Browse the Telemetry that Firefox collects
The Mozilla Firefox web browser, like the majority of browsers available today, collects Telemetry data which Mozilla introduced in Firefox 7 in 2011,
Mozilla notes on its official Mozilla Wiki site that Telemetry is "helpful for Mozilla's engineers and decision-makers" as it is used to "measure how Firefox behaves in the real world".
Telemetry provides Mozilla with "performance and usage info". Firefox collects only "non-personal information" such as "performance, hardware, usage, and customizations" according to Mozilla.
Mozilla is more open about the Telemetry that it collects. Anyone may open the Telemetry portal to check out some of the data. The Firefox Public Data Report for example provides a weekly view of activity, behavior, and hardware configurations of Firefox users.
Firefox users who want to know more about the Telemetry that Mozilla collects on their own devices can open about:telemetry to find out about that.
The data that is presented to you on the page depends on a number of factors including the Firefox channel and the Telemetry settings in Firefox.
Firefox Stable users should see a listing similar to the one on the screenshot above. The sidebar lists different data sections such as Environment Data, Session Information, or Raw JSON.
Here is a quick overview of what that data:
- General Data -- Application specific data, e.g. Firefox version and architecture, and an ID.
- Environment Data -- Expands into different subsections such as Addons, Experiments, or Settings.
- Build -- Similar to General Data.
- Partner -- Partner information, e.g. distributor or partnerNames if available.
- System -- Detailed information about the system. Mostly hardware, e.g. available memory, CPU features, caches, graphics adapter and capabilities but also operating system and version.
- Settings -- Some settings including default search engine, some about:config preferences, languages.
- Profile -- Creation Date.
- Experiments -- Experiments, often staged rollouts and their value (state).
- Addons -- All addons, themes, and plugins and information about each (including system add-ons).
- Session Information -- Details about the active session including its length, ID, active add-ons.
- Scalars -- Important counters and settings (scalars track a single value), e.g. first paint timestamp, whether the startup is cold, or the startup profile selection reason.
- Keyed Scalars -- See scalars.
- Histograms -- Various histograms (numeric measurements), e.g. measurements for extension startups, caches, performance of various subsystems and more.
- Keyed Histograms -- See Histograms.

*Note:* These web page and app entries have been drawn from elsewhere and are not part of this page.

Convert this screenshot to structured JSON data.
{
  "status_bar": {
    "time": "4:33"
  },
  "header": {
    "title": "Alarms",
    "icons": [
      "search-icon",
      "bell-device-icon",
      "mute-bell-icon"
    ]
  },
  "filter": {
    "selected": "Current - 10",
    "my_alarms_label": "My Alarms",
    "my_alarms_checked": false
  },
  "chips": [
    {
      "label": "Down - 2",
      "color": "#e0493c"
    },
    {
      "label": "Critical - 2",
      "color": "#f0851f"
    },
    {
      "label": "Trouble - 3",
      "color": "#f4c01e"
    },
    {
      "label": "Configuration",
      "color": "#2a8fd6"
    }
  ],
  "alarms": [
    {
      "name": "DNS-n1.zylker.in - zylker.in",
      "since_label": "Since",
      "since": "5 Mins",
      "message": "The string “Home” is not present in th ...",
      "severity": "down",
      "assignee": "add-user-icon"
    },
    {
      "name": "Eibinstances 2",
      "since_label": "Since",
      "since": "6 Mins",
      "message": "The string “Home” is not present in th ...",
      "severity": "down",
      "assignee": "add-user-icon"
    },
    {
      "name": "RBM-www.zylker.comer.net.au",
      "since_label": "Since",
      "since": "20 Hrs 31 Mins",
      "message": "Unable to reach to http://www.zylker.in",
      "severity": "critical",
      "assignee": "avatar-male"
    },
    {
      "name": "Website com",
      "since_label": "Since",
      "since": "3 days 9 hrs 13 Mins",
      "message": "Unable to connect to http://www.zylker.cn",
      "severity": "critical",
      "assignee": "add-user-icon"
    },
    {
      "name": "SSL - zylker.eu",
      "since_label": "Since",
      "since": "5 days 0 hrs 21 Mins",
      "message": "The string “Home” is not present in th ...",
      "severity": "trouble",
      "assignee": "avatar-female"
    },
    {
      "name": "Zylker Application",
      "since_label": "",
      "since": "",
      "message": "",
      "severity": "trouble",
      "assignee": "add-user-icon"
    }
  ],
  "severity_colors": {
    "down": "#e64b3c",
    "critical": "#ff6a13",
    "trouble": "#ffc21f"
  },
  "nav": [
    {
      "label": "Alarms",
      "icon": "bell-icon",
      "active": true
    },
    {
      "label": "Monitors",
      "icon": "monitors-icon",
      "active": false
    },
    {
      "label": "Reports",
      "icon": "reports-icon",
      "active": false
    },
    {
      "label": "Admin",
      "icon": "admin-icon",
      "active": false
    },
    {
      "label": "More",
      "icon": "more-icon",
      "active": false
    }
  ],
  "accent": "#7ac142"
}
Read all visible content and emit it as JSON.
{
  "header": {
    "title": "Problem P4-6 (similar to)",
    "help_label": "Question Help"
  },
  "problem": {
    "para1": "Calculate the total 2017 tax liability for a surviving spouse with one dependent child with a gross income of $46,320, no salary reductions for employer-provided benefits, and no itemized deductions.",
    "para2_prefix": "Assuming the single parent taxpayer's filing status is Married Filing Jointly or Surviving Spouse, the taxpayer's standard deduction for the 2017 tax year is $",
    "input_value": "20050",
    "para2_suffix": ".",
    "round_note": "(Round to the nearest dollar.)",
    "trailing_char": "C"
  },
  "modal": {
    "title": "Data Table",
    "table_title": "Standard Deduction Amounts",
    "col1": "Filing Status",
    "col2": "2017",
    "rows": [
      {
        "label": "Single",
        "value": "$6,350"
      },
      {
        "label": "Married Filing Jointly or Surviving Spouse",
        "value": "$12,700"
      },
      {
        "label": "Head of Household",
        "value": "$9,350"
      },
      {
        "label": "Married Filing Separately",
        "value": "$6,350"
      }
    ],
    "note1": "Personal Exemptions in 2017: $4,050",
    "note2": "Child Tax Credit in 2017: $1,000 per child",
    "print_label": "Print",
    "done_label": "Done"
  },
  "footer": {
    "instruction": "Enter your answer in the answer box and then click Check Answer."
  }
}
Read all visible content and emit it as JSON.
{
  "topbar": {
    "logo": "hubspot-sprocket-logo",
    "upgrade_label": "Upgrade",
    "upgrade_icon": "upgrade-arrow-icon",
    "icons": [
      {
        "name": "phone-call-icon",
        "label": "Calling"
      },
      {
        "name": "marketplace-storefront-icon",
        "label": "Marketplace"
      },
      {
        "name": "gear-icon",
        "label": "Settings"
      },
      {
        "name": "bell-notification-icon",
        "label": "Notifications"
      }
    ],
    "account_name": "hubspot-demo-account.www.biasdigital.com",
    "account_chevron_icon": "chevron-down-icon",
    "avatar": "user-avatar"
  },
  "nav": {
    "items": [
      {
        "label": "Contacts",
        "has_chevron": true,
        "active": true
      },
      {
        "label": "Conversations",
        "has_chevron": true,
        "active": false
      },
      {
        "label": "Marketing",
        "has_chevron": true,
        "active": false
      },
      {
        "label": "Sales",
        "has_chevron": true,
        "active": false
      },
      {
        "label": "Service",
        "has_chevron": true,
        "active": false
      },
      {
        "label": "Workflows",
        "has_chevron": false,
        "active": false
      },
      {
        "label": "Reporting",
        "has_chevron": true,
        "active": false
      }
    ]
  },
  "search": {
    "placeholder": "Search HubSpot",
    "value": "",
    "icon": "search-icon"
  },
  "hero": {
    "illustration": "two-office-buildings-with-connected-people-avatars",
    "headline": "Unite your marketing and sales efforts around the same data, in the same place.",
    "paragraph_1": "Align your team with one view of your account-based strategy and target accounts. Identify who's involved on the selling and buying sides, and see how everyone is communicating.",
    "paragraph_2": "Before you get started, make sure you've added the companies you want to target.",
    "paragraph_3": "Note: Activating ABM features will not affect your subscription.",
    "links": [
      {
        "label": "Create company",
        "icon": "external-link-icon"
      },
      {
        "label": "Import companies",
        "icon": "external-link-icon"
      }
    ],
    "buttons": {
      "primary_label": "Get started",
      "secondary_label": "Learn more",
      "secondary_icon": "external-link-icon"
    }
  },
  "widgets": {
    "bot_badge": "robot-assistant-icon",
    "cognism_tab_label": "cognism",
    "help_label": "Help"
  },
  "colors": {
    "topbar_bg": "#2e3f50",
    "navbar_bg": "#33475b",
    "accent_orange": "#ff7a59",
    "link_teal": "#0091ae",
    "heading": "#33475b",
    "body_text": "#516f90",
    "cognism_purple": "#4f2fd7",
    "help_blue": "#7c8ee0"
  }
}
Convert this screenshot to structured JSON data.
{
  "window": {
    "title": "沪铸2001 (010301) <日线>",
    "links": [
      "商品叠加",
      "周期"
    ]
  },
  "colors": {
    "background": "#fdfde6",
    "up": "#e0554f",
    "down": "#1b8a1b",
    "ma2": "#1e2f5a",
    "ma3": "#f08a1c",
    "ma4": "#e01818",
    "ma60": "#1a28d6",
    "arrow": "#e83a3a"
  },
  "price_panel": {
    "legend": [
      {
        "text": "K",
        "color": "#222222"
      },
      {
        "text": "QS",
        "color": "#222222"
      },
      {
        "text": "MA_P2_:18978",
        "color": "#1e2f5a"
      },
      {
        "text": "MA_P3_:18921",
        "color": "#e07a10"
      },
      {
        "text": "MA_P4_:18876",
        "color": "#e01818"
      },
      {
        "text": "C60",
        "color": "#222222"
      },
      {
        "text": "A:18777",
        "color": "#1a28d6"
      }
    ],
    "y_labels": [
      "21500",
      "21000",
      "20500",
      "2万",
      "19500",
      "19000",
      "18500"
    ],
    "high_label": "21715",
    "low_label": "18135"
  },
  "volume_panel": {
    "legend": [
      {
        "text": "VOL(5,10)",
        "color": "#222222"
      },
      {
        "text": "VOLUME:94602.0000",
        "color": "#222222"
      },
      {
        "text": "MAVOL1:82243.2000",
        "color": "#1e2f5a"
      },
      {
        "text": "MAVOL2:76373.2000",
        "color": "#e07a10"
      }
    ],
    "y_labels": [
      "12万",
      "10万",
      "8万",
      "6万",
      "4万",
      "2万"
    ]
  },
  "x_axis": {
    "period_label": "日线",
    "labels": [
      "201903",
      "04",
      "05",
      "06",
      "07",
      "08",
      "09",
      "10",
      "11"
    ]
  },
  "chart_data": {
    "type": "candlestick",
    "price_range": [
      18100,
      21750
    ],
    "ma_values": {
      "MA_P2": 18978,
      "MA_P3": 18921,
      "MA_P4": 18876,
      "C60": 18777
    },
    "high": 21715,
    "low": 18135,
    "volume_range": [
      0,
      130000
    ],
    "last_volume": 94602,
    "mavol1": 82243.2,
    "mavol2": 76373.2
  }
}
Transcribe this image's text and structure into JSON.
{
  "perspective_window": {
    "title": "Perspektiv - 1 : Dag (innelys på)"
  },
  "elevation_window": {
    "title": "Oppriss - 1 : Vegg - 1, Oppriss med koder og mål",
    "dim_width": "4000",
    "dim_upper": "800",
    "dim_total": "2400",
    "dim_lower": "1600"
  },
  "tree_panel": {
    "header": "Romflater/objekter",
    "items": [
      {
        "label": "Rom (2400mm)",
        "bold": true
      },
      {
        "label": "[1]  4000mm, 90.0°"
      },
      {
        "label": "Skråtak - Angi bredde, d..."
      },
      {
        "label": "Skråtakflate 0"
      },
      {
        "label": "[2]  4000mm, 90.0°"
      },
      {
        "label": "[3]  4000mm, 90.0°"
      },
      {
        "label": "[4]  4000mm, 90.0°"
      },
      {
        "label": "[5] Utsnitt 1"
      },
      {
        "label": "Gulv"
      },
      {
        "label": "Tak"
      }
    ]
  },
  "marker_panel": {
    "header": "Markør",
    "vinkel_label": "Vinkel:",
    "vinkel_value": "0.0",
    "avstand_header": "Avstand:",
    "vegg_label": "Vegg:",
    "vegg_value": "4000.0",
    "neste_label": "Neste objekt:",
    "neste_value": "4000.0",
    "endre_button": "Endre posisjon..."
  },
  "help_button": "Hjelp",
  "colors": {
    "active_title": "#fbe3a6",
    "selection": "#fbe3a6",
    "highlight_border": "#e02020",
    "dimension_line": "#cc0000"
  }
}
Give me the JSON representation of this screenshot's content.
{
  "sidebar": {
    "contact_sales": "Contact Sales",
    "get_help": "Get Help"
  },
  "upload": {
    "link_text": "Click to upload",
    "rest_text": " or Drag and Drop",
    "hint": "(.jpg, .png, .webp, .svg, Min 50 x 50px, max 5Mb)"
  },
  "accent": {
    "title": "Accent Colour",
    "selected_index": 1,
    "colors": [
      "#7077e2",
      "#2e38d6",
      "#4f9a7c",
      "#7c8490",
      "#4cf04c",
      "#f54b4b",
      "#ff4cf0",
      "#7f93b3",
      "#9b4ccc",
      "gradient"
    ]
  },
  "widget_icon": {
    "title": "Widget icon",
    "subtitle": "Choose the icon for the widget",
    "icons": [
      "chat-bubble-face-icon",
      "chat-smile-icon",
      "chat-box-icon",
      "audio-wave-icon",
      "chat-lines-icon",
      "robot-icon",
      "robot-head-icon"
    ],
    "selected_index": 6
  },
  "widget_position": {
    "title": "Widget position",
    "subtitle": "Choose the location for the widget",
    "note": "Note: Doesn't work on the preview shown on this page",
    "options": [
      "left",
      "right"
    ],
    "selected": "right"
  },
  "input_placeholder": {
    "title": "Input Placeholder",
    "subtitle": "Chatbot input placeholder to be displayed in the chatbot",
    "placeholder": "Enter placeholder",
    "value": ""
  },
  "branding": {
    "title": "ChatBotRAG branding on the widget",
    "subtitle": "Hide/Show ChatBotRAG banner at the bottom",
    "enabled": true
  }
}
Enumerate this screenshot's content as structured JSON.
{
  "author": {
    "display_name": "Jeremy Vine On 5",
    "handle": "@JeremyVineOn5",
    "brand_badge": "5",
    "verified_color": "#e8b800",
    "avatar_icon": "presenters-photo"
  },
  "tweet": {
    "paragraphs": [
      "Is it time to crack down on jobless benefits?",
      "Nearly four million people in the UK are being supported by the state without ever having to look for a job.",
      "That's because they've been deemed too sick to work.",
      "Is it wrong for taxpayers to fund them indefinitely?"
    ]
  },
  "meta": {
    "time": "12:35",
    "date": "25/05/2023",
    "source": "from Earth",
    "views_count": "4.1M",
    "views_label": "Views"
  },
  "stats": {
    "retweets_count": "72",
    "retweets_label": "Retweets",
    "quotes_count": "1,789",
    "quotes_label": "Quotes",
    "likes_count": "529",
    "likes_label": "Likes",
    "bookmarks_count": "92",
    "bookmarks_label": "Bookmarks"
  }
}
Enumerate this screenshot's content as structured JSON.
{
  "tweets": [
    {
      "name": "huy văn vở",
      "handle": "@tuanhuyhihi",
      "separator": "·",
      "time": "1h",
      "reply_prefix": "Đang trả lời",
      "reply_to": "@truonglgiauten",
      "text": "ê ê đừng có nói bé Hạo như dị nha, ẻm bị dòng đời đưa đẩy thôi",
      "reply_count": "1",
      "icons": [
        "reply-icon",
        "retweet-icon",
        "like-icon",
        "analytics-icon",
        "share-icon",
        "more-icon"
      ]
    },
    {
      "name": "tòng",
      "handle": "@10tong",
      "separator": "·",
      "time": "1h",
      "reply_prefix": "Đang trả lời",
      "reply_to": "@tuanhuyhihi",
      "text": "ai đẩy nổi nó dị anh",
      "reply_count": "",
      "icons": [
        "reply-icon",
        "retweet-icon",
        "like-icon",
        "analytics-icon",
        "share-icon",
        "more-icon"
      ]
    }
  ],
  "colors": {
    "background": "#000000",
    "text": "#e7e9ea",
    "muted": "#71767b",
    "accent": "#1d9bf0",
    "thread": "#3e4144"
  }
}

- Events -- Data provided in an event-oriented format (usually empty).
- Simple Measurements -- Performance related information, e..g how long it took to restore a session or until first paint.
- Raw JSON -- All data as a JSON file that can be exported and filtered.
Currently in Nightly (additionally)
- Add-on Details -- Add-on IDs and details (where the add-on is installed and how it was installed).
- Late Writes -- unclear.
Mozilla is very open about the Telemetry that it collects and that is a good thing (Microsoft made a u-Turn in regards to Telemetry on the company's Windows 10 operating system as well). Firefox users may furthermore disable Telemetry in the browser to prevent that Telemetry data is sent to Mozilla (read here why it may not be a good idea to do so under certain circumstances).
Mozilla revealed this month that it will introduce a feature in Firefox that enables users of the browser to delete all stored Telemetry (instead of Telemetry being deleted automatically by Mozilla).